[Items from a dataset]
--------
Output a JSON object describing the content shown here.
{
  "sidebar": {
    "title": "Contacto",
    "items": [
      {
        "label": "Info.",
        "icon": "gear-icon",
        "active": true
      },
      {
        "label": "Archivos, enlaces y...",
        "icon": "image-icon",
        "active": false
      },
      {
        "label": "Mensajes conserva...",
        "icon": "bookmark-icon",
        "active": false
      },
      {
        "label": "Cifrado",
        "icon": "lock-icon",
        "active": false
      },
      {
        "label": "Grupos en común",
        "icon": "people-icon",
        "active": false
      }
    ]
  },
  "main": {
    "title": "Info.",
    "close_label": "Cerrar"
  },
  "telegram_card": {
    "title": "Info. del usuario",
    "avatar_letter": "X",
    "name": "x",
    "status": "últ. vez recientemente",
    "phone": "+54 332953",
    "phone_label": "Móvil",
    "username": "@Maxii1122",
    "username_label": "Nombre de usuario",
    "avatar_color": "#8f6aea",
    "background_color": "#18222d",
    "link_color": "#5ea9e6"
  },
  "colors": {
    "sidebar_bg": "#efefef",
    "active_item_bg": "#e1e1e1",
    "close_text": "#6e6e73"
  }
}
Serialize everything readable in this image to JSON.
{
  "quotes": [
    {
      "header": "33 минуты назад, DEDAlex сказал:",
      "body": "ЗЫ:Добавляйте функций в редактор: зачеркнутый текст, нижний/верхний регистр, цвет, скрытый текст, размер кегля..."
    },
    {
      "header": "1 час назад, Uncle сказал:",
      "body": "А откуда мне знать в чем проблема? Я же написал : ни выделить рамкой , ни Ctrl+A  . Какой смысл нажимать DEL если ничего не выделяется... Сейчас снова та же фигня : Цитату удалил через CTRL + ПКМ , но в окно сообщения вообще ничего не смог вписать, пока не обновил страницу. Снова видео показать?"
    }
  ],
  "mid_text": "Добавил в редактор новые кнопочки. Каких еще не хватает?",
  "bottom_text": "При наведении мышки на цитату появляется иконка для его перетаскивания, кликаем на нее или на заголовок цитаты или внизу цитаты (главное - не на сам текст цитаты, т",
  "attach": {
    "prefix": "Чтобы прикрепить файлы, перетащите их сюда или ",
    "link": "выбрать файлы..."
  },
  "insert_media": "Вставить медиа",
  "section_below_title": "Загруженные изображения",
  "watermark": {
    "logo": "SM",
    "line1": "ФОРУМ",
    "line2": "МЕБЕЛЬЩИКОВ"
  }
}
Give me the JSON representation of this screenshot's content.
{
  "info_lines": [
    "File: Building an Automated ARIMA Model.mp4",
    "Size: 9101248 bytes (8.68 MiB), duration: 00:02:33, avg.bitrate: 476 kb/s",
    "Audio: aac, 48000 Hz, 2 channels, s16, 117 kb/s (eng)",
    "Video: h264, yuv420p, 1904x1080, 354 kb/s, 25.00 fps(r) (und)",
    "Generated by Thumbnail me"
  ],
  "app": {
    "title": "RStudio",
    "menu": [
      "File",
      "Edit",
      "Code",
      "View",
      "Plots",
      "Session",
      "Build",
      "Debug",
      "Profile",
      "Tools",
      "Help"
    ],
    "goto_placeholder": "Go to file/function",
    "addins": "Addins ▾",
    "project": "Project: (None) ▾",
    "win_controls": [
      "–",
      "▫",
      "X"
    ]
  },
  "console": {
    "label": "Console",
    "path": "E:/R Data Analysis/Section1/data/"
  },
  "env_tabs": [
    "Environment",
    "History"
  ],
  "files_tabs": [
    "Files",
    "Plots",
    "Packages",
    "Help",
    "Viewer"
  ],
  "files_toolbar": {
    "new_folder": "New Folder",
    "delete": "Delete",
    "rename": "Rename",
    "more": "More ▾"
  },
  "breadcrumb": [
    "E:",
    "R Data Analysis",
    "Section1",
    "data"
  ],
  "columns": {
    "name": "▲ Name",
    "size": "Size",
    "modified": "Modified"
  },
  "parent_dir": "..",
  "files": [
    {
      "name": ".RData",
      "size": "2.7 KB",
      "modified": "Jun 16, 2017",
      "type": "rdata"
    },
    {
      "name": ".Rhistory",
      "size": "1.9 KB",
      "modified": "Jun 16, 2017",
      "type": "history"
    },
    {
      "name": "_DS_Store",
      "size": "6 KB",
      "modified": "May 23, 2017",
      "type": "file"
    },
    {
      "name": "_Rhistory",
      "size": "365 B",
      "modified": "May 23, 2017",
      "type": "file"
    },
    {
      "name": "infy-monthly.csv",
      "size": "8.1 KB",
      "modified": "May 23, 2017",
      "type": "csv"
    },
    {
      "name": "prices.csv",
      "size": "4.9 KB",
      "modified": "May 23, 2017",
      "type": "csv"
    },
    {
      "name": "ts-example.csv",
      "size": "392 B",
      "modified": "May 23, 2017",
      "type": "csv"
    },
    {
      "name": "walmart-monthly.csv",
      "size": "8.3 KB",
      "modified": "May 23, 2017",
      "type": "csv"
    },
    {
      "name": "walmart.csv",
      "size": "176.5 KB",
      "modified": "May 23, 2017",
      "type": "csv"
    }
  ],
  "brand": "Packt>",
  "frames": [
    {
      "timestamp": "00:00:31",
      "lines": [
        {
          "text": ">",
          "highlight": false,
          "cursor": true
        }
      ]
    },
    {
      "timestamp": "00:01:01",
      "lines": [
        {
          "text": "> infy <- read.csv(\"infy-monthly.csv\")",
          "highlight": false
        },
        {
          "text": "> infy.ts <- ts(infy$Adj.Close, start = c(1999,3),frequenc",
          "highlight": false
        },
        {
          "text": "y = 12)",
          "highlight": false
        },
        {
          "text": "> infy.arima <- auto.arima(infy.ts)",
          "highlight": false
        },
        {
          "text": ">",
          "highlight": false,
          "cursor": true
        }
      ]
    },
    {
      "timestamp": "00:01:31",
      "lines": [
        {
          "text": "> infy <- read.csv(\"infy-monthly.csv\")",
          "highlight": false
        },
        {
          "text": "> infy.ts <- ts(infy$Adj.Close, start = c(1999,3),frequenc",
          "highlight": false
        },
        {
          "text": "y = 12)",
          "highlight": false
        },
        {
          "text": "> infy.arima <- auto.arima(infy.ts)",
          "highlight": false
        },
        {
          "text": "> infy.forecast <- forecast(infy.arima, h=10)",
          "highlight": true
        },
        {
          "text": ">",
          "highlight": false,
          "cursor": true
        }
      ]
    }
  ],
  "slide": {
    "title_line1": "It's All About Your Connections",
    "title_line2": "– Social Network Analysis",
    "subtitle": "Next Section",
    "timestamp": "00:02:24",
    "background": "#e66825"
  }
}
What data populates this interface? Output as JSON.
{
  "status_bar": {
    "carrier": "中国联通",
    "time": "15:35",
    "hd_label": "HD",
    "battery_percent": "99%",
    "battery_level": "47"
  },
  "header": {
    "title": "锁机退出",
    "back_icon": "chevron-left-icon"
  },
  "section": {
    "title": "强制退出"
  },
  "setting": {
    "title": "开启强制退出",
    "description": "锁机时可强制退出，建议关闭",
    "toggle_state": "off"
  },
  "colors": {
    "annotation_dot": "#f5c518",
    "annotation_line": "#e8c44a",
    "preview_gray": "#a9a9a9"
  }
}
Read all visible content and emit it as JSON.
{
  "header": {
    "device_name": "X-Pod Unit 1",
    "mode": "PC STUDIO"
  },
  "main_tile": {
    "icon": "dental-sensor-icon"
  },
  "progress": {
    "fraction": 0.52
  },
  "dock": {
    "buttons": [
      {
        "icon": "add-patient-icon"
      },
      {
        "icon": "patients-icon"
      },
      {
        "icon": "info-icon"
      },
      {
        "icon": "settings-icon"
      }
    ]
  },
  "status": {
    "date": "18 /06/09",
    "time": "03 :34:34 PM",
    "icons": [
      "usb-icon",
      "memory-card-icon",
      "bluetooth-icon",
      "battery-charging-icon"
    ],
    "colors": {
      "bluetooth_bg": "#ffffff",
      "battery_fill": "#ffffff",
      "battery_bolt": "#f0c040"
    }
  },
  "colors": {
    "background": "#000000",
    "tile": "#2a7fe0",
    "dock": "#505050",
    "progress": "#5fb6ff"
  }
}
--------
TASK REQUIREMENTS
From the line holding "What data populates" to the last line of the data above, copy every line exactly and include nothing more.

EXERCISE ANSWER
What data populates this interface? Output as JSON.
{
  "status_bar": {
    "carrier": "中国联通",
    "time": "15:35",
    "hd_label": "HD",
    "battery_percent": "99%",
    "battery_level": "47"
  },
  "header": {
    "title": "锁机退出",
    "back_icon": "chevron-left-icon"
  },
  "section": {
    "title": "强制退出"
  },
  "setting": {
    "title": "开启强制退出",
    "description": "锁机时可强制退出，建议关闭",
    "toggle_state": "off"
  },
  "colors": {
    "annotation_dot": "#f5c518",
    "annotation_line": "#e8c44a",
    "preview_gray": "#a9a9a9"
  }
}
Read all visible content and emit it as JSON.
{
  "header": {
    "device_name": "X-Pod Unit 1",
    "mode": "PC STUDIO"
  },
  "main_tile": {
    "icon": "dental-sensor-icon"
  },
  "progress": {
    "fraction": 0.52
  },
  "dock": {
    "buttons": [
      {
        "icon": "add-patient-icon"
      },
      {
        "icon": "patients-icon"
      },
      {
        "icon": "info-icon"
      },
      {
        "icon": "settings-icon"
      }
    ]
  },
  "status": {
    "date": "18 /06/09",
    "time": "03 :34:34 PM",
    "icons": [
      "usb-icon",
      "memory-card-icon",
      "bluetooth-icon",
      "battery-charging-icon"
    ],
    "colors": {
      "bluetooth_bg": "#ffffff",
      "battery_fill": "#ffffff",
      "battery_bolt": "#f0c040"
    }
  },
  "colors": {
    "background": "#000000",
    "tile": "#2a7fe0",
    "dock": "#505050",
    "progress": "#5fb6ff"
  }
}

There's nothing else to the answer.